There’s something decidedly random about Time’s annual celebration of the “100 most influential people in the world”. Does anyone really think Scott Brown is one of the 50 most influential senators, to say nothing of top 100 in the world? Golfer Phil Mickelson? Really?
But it’s nice that Berkeley gets a look in. Our own Michael Pollan is hailed in the issue along with worthies like president Obama, French finance minister Christine Lagarde, conductor Valery Gergiev and actor Ben Stiller (really?). Better yet, the paean to Pollan is written by Berkeley’s Alice Waters. Here’s her conclusion:

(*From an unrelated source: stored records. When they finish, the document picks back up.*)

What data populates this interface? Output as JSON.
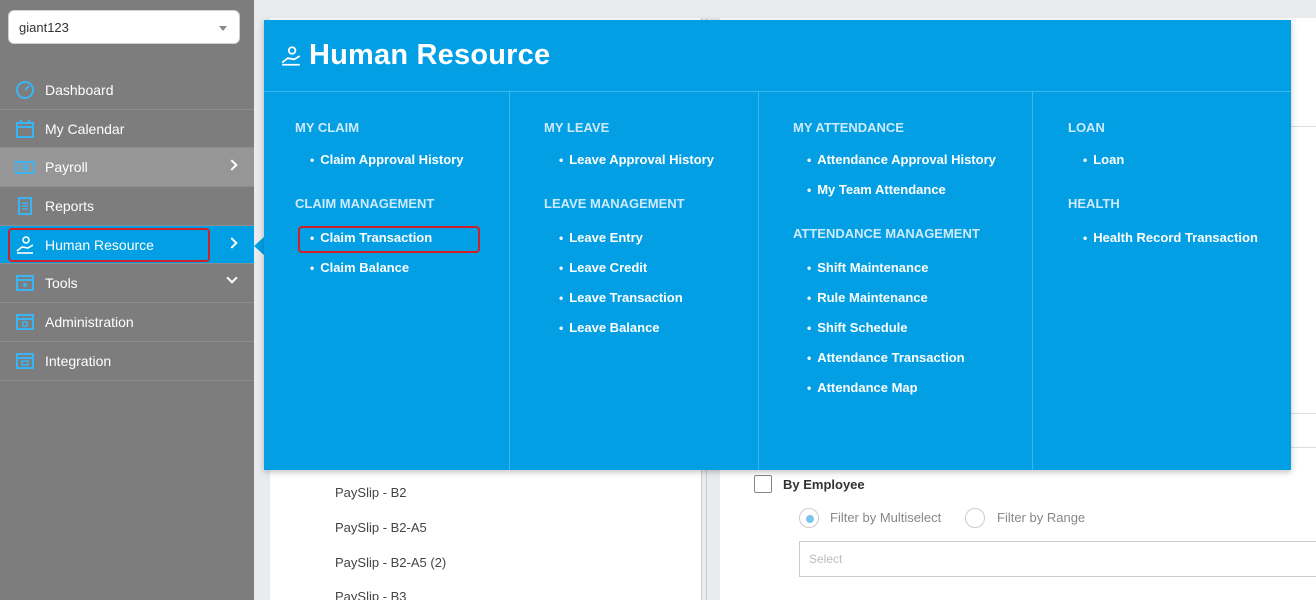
{
  "company_select": {
    "value": "giant123"
  },
  "sidebar": {
    "items": [
      {
        "label": "Dashboard",
        "icon": "gauge-icon"
      },
      {
        "label": "My Calendar",
        "icon": "calendar-icon"
      },
      {
        "label": "Payroll",
        "icon": "money-icon"
      },
      {
        "label": "Reports",
        "icon": "report-icon"
      },
      {
        "label": "Human Resource",
        "icon": "hr-icon"
      },
      {
        "label": "Tools",
        "icon": "tools-icon"
      },
      {
        "label": "Administration",
        "icon": "admin-icon"
      },
      {
        "label": "Integration",
        "icon": "integration-icon"
      }
    ]
  },
  "mega_menu": {
    "title": "Human Resource",
    "columns": [
      {
        "sections": [
          {
            "title": "MY CLAIM",
            "items": [
              "Claim Approval History"
            ]
          },
          {
            "title": "CLAIM MANAGEMENT",
            "items": [
              "Claim Transaction",
              "Claim Balance"
            ]
          }
        ]
      },
      {
        "sections": [
          {
            "title": "MY LEAVE",
            "items": [
              "Leave Approval History"
            ]
          },
          {
            "title": "LEAVE MANAGEMENT",
            "items": [
              "Leave Entry",
              "Leave Credit",
              "Leave Transaction",
              "Leave Balance"
            ]
          }
        ]
      },
      {
        "sections": [
          {
            "title": "MY ATTENDANCE",
            "items": [
              "Attendance Approval History",
              "My Team Attendance"
            ]
          },
          {
            "title": "ATTENDANCE MANAGEMENT",
            "items": [
              "Shift Maintenance",
              "Rule Maintenance",
              "Shift Schedule",
              "Attendance Transaction",
              "Attendance Map"
            ]
          }
        ]
      },
      {
        "sections": [
          {
            "title": "LOAN",
            "items": [
              "Loan"
            ]
          },
          {
            "title": "HEALTH",
            "items": [
              "Health Record Transaction"
            ]
          }
        ]
      }
    ]
  },
  "background": {
    "payslips": [
      "PaySlip - B2",
      "PaySlip - B2-A5",
      "PaySlip - B2-A5 (2)",
      "PaySlip - B3"
    ],
    "by_employee_label": "By Employee",
    "filter_multiselect": "Filter by Multiselect",
    "filter_range": "Filter by Range",
    "select_placeholder": "Select"
  },
  "colors": {
    "accent": "#029fe4",
    "sidebar": "#7d7d7d",
    "highlight": "#d0202a"
  }
}
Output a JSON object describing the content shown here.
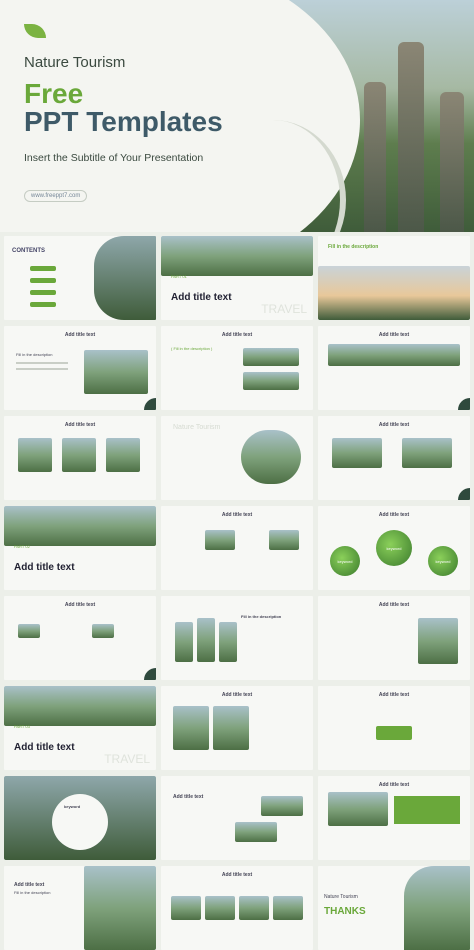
{
  "hero": {
    "title_small": "Nature Tourism",
    "title_free": "Free",
    "title_ppt": "PPT Templates",
    "subtitle": "Insert the Subtitle of Your Presentation",
    "url": "www.freeppt7.com"
  },
  "slides": {
    "contents": "CONTENTS",
    "add_title_text": "Add title text",
    "add_title_big": "Add title text",
    "part_label": "PART 01",
    "part_label2": "PART 02",
    "part_label3": "PART 03",
    "fill_description": "Fill in the description",
    "fill_description_paren": "( Fill in the description )",
    "travel": "TRAVEL",
    "keyword": "keyword",
    "nature_tourism": "Nature Tourism",
    "thanks": "THANKS"
  }
}
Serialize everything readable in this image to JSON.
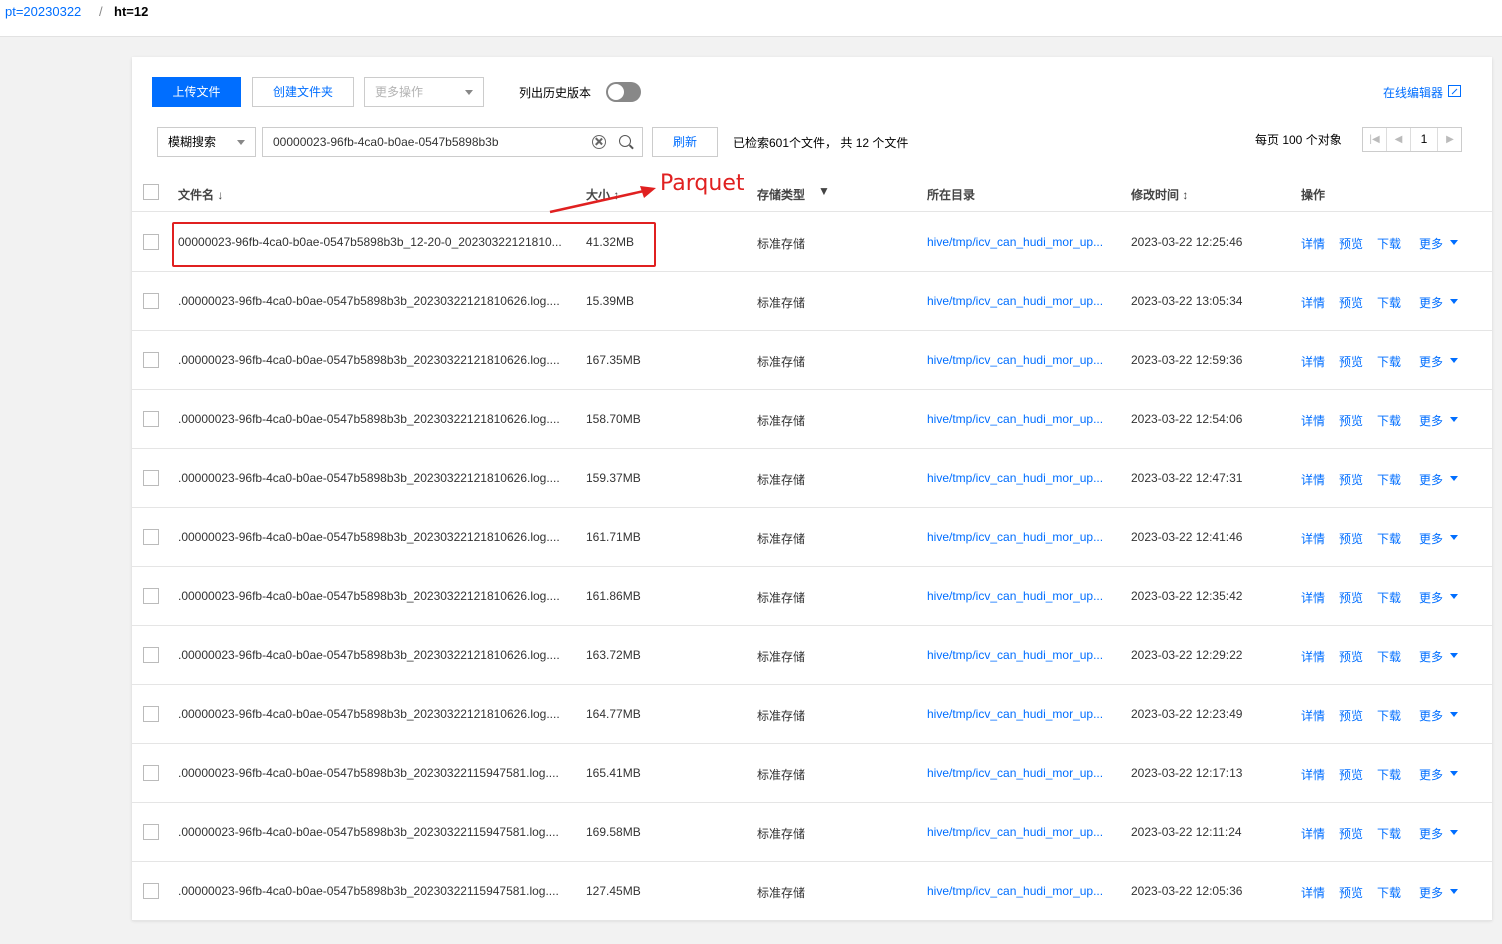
{
  "breadcrumb": {
    "link": "pt=20230322",
    "sep": "/",
    "current": "ht=12"
  },
  "toolbar": {
    "upload": "上传文件",
    "create_folder": "创建文件夹",
    "more_ops": "更多操作",
    "history_label": "列出历史版本",
    "history_enabled": false,
    "online_editor": "在线编辑器"
  },
  "search": {
    "mode": "模糊搜索",
    "query": "00000023-96fb-4ca0-b0ae-0547b5898b3b",
    "refresh": "刷新",
    "result": "已检索601个文件， 共 12 个文件"
  },
  "pagination": {
    "per_page": "每页 100 个对象",
    "current_page": "1"
  },
  "columns": {
    "name": "文件名 ↓",
    "size": "大小 ↕",
    "storage": "存储类型",
    "directory": "所在目录",
    "modified": "修改时间 ↕",
    "actions": "操作"
  },
  "row_actions": {
    "detail": "详情",
    "preview": "预览",
    "download": "下载",
    "more": "更多"
  },
  "rows": [
    {
      "name": "00000023-96fb-4ca0-b0ae-0547b5898b3b_12-20-0_20230322121810...",
      "size": "41.32MB",
      "storage": "标准存储",
      "dir": "hive/tmp/icv_can_hudi_mor_up...",
      "time": "2023-03-22 12:25:46"
    },
    {
      "name": ".00000023-96fb-4ca0-b0ae-0547b5898b3b_20230322121810626.log....",
      "size": "15.39MB",
      "storage": "标准存储",
      "dir": "hive/tmp/icv_can_hudi_mor_up...",
      "time": "2023-03-22 13:05:34"
    },
    {
      "name": ".00000023-96fb-4ca0-b0ae-0547b5898b3b_20230322121810626.log....",
      "size": "167.35MB",
      "storage": "标准存储",
      "dir": "hive/tmp/icv_can_hudi_mor_up...",
      "time": "2023-03-22 12:59:36"
    },
    {
      "name": ".00000023-96fb-4ca0-b0ae-0547b5898b3b_20230322121810626.log....",
      "size": "158.70MB",
      "storage": "标准存储",
      "dir": "hive/tmp/icv_can_hudi_mor_up...",
      "time": "2023-03-22 12:54:06"
    },
    {
      "name": ".00000023-96fb-4ca0-b0ae-0547b5898b3b_20230322121810626.log....",
      "size": "159.37MB",
      "storage": "标准存储",
      "dir": "hive/tmp/icv_can_hudi_mor_up...",
      "time": "2023-03-22 12:47:31"
    },
    {
      "name": ".00000023-96fb-4ca0-b0ae-0547b5898b3b_20230322121810626.log....",
      "size": "161.71MB",
      "storage": "标准存储",
      "dir": "hive/tmp/icv_can_hudi_mor_up...",
      "time": "2023-03-22 12:41:46"
    },
    {
      "name": ".00000023-96fb-4ca0-b0ae-0547b5898b3b_20230322121810626.log....",
      "size": "161.86MB",
      "storage": "标准存储",
      "dir": "hive/tmp/icv_can_hudi_mor_up...",
      "time": "2023-03-22 12:35:42"
    },
    {
      "name": ".00000023-96fb-4ca0-b0ae-0547b5898b3b_20230322121810626.log....",
      "size": "163.72MB",
      "storage": "标准存储",
      "dir": "hive/tmp/icv_can_hudi_mor_up...",
      "time": "2023-03-22 12:29:22"
    },
    {
      "name": ".00000023-96fb-4ca0-b0ae-0547b5898b3b_20230322121810626.log....",
      "size": "164.77MB",
      "storage": "标准存储",
      "dir": "hive/tmp/icv_can_hudi_mor_up...",
      "time": "2023-03-22 12:23:49"
    },
    {
      "name": ".00000023-96fb-4ca0-b0ae-0547b5898b3b_20230322115947581.log....",
      "size": "165.41MB",
      "storage": "标准存储",
      "dir": "hive/tmp/icv_can_hudi_mor_up...",
      "time": "2023-03-22 12:17:13"
    },
    {
      "name": ".00000023-96fb-4ca0-b0ae-0547b5898b3b_20230322115947581.log....",
      "size": "169.58MB",
      "storage": "标准存储",
      "dir": "hive/tmp/icv_can_hudi_mor_up...",
      "time": "2023-03-22 12:11:24"
    },
    {
      "name": ".00000023-96fb-4ca0-b0ae-0547b5898b3b_20230322115947581.log....",
      "size": "127.45MB",
      "storage": "标准存储",
      "dir": "hive/tmp/icv_can_hudi_mor_up...",
      "time": "2023-03-22 12:05:36"
    }
  ],
  "annotation": {
    "label": "Parquet",
    "color": "#e02020"
  },
  "colors": {
    "accent": "#006eff"
  }
}
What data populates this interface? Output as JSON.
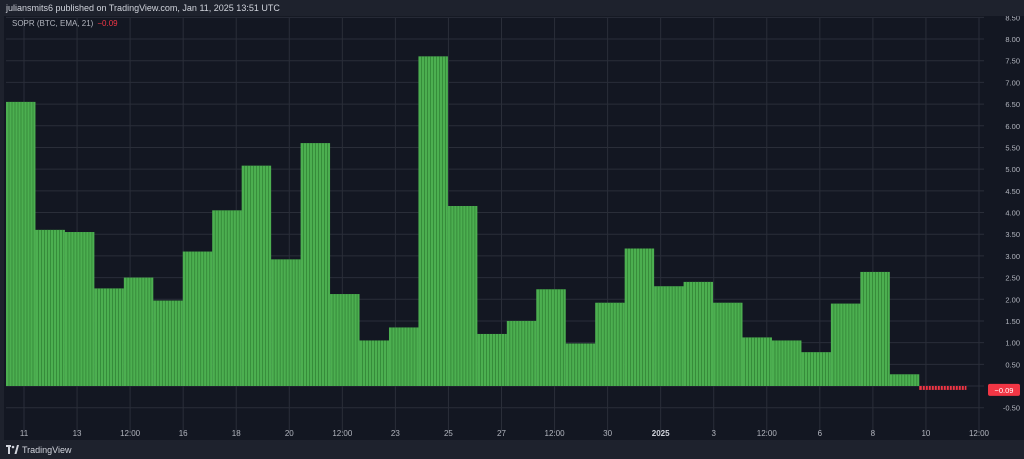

Michael’s rock-star status isn’t just about his rigor or brilliance. He thinks about the ethical bonds that connect our bodies, farms and food. In so doing, he has become and example to the rest of us.
Update: Oops, we missed another noteworthy local. Time also named Tim White, a professor of Integrative Biology at UC Berkeley, to its list of the most 100 influential people. White was the leader of the team that discovered a 4.4 million year old fossil hominoid, an Ardipithecus ramidus, nicknamed Ardi, in Ethiopia.
Sean B. Carroll wrote in Time, “‘Ardi,” a 4-ft. female, transforms our picture of our early ancestors. Ardi was at home in trees, but she also walked upright. A woodland dweller, she refutes the belief that modern posture was an adaptation to living on the savanna. Gaps in human history remain, but White has filled a big one.”